Witness the extraordinary scene of BOJ governor Haruhiko Kuroda advocating at Davos that, for China, “capital controls could be useful to manage the exchange rate, as well as the domestic monetary policy, in a consistent and appropriate way.”
For a paid-up member of the developed market global central banking elite to advocate capital controls is a bit like a minister advising a parishioner to do a deal, temporary of course, with the devil to plug a cash-flow gap. The International Monetary Fund and others have become less doctrinaire about the use of capital controls, gates against the free flow of money in and out of an economy, but Kuroda’s advocacy of stronger capital controls is a measure of the seriousness of the situation. China is burning rapidly through its reserves, but weakness in the yuan is self-perpetuating and damaging for Japan, among others.
Japan’s move to negative rates is unlikely to spark a revival in bank lending; instead it will give banks and others an incentive to sell their yen bonds and buy overseas assets, thereby driving down the value of the yen. Right now the BOJ is buying bonds faster than the government is issuing them, becoming the nation’s de facto financier of first and last resort.

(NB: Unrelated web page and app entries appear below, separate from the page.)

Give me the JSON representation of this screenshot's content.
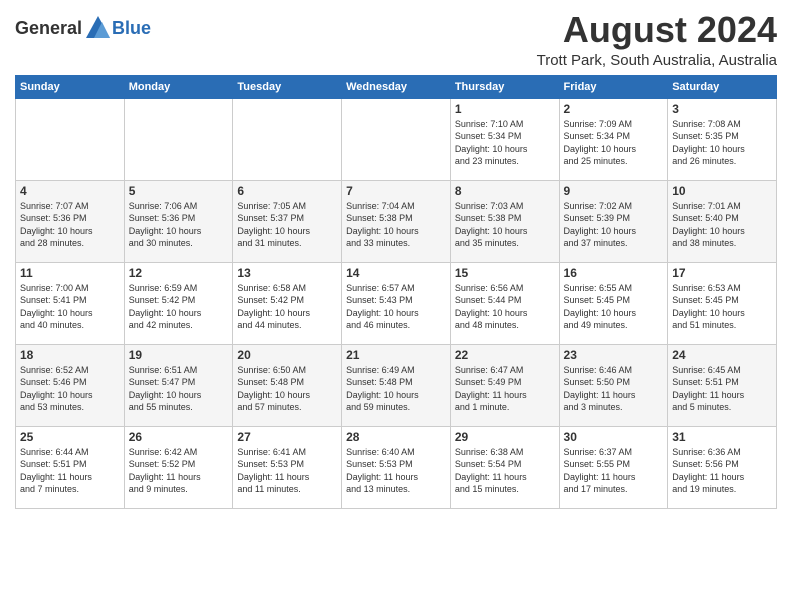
{
  "logo": {
    "general": "General",
    "blue": "Blue"
  },
  "title": "August 2024",
  "location": "Trott Park, South Australia, Australia",
  "days_of_week": [
    "Sunday",
    "Monday",
    "Tuesday",
    "Wednesday",
    "Thursday",
    "Friday",
    "Saturday"
  ],
  "weeks": [
    [
      {
        "day": "",
        "content": ""
      },
      {
        "day": "",
        "content": ""
      },
      {
        "day": "",
        "content": ""
      },
      {
        "day": "",
        "content": ""
      },
      {
        "day": "1",
        "content": "Sunrise: 7:10 AM\nSunset: 5:34 PM\nDaylight: 10 hours\nand 23 minutes."
      },
      {
        "day": "2",
        "content": "Sunrise: 7:09 AM\nSunset: 5:34 PM\nDaylight: 10 hours\nand 25 minutes."
      },
      {
        "day": "3",
        "content": "Sunrise: 7:08 AM\nSunset: 5:35 PM\nDaylight: 10 hours\nand 26 minutes."
      }
    ],
    [
      {
        "day": "4",
        "content": "Sunrise: 7:07 AM\nSunset: 5:36 PM\nDaylight: 10 hours\nand 28 minutes."
      },
      {
        "day": "5",
        "content": "Sunrise: 7:06 AM\nSunset: 5:36 PM\nDaylight: 10 hours\nand 30 minutes."
      },
      {
        "day": "6",
        "content": "Sunrise: 7:05 AM\nSunset: 5:37 PM\nDaylight: 10 hours\nand 31 minutes."
      },
      {
        "day": "7",
        "content": "Sunrise: 7:04 AM\nSunset: 5:38 PM\nDaylight: 10 hours\nand 33 minutes."
      },
      {
        "day": "8",
        "content": "Sunrise: 7:03 AM\nSunset: 5:38 PM\nDaylight: 10 hours\nand 35 minutes."
      },
      {
        "day": "9",
        "content": "Sunrise: 7:02 AM\nSunset: 5:39 PM\nDaylight: 10 hours\nand 37 minutes."
      },
      {
        "day": "10",
        "content": "Sunrise: 7:01 AM\nSunset: 5:40 PM\nDaylight: 10 hours\nand 38 minutes."
      }
    ],
    [
      {
        "day": "11",
        "content": "Sunrise: 7:00 AM\nSunset: 5:41 PM\nDaylight: 10 hours\nand 40 minutes."
      },
      {
        "day": "12",
        "content": "Sunrise: 6:59 AM\nSunset: 5:42 PM\nDaylight: 10 hours\nand 42 minutes."
      },
      {
        "day": "13",
        "content": "Sunrise: 6:58 AM\nSunset: 5:42 PM\nDaylight: 10 hours\nand 44 minutes."
      },
      {
        "day": "14",
        "content": "Sunrise: 6:57 AM\nSunset: 5:43 PM\nDaylight: 10 hours\nand 46 minutes."
      },
      {
        "day": "15",
        "content": "Sunrise: 6:56 AM\nSunset: 5:44 PM\nDaylight: 10 hours\nand 48 minutes."
      },
      {
        "day": "16",
        "content": "Sunrise: 6:55 AM\nSunset: 5:45 PM\nDaylight: 10 hours\nand 49 minutes."
      },
      {
        "day": "17",
        "content": "Sunrise: 6:53 AM\nSunset: 5:45 PM\nDaylight: 10 hours\nand 51 minutes."
      }
    ],
    [
      {
        "day": "18",
        "content": "Sunrise: 6:52 AM\nSunset: 5:46 PM\nDaylight: 10 hours\nand 53 minutes."
      },
      {
        "day": "19",
        "content": "Sunrise: 6:51 AM\nSunset: 5:47 PM\nDaylight: 10 hours\nand 55 minutes."
      },
      {
        "day": "20",
        "content": "Sunrise: 6:50 AM\nSunset: 5:48 PM\nDaylight: 10 hours\nand 57 minutes."
      },
      {
        "day": "21",
        "content": "Sunrise: 6:49 AM\nSunset: 5:48 PM\nDaylight: 10 hours\nand 59 minutes."
      },
      {
        "day": "22",
        "content": "Sunrise: 6:47 AM\nSunset: 5:49 PM\nDaylight: 11 hours\nand 1 minute."
      },
      {
        "day": "23",
        "content": "Sunrise: 6:46 AM\nSunset: 5:50 PM\nDaylight: 11 hours\nand 3 minutes."
      },
      {
        "day": "24",
        "content": "Sunrise: 6:45 AM\nSunset: 5:51 PM\nDaylight: 11 hours\nand 5 minutes."
      }
    ],
    [
      {
        "day": "25",
        "content": "Sunrise: 6:44 AM\nSunset: 5:51 PM\nDaylight: 11 hours\nand 7 minutes."
      },
      {
        "day": "26",
        "content": "Sunrise: 6:42 AM\nSunset: 5:52 PM\nDaylight: 11 hours\nand 9 minutes."
      },
      {
        "day": "27",
        "content": "Sunrise: 6:41 AM\nSunset: 5:53 PM\nDaylight: 11 hours\nand 11 minutes."
      },
      {
        "day": "28",
        "content": "Sunrise: 6:40 AM\nSunset: 5:53 PM\nDaylight: 11 hours\nand 13 minutes."
      },
      {
        "day": "29",
        "content": "Sunrise: 6:38 AM\nSunset: 5:54 PM\nDaylight: 11 hours\nand 15 minutes."
      },
      {
        "day": "30",
        "content": "Sunrise: 6:37 AM\nSunset: 5:55 PM\nDaylight: 11 hours\nand 17 minutes."
      },
      {
        "day": "31",
        "content": "Sunrise: 6:36 AM\nSunset: 5:56 PM\nDaylight: 11 hours\nand 19 minutes."
      }
    ]
  ]
}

To be sure, that state of affairs can long continue, but the distortions that negative interest rates introduce, or make worse, in the financial system may ultimately put Japan in a corner where capital controls seem attractive.
Carl Weinberg, economist of High Frequency Economics, points out that the fall in interest rates will cause huge problems for Japanese banks, insurers and pension funds with very long-term liabilities, which will be unable to replace existing bonds as they mature with ones that yield enough to allow them to satisfy their obligations.
That leaves the Japanese with few natural buyers of government bonds other than the BOJ.
“This means the BoJ can never stop buying Japanese government bonds without defunding the government. There is no exit strategy from QE that does not wipe out the public finances,” Weinberg wrote in a note to clients.
“The only way this scheme can force money to stay in Japan and to go to work at negative interest rates is if the government imposes capital controls to throttle investment abroad. That may be next.”
There is, of course, the possibility that Japan’s economy recovers, sending interest rates higher and ultimately encouraging money to return home to fund what might be a slowly reducing need for finance. That’s the theory, but thus far the record of negative rates is not encouraging, even before we consider that Japan, with a dwindling population and no appetite for immigration, faces very difficult issues in fostering growth and inflation. Surely it is also worth noting that the recent past is littered not just with failed Japanese initiatives to restore growth and inflation, but also with the losses of investors who bet the nation would face a capital crisis.
China’s own situation adds markedly to the complexity and difficulty of Japan’s.
China is exporting deflation through dropping demand and outbound capital. China might erect more gates to outbound capital, but can only do so by losing some of its ability to stimulate demand at home. Needless to say, Japan’s move makes a tit-for-tat response from China more likely.
Little wonder that people are now harking back to the Plaza Accord, a 1985 joint currency intervention by the U.S. and other industrial nations to depreciate the dollar against the yen and the German mark. Whether this would take the form of an agreed devaluation of the yuan, as advocated by Bank of America Merrill Lynch, or of the dollar, as outlined by Deutsche Bank, is unclear.
Suffice to say that stuff is getting weird, and the range of possible outcomes appears to get wider and wider. (At the time of publication James Saft did not own any direct investments in securities mentioned in this article. He may be an owner indirectly as an investor in a fund. You can email him at firstname.lastname@example.org and find more columns at blogs.reuters.com/james-saft) (Editing by James Dalgleish)
Our Standards: The Thomson Reuters Trust Principles.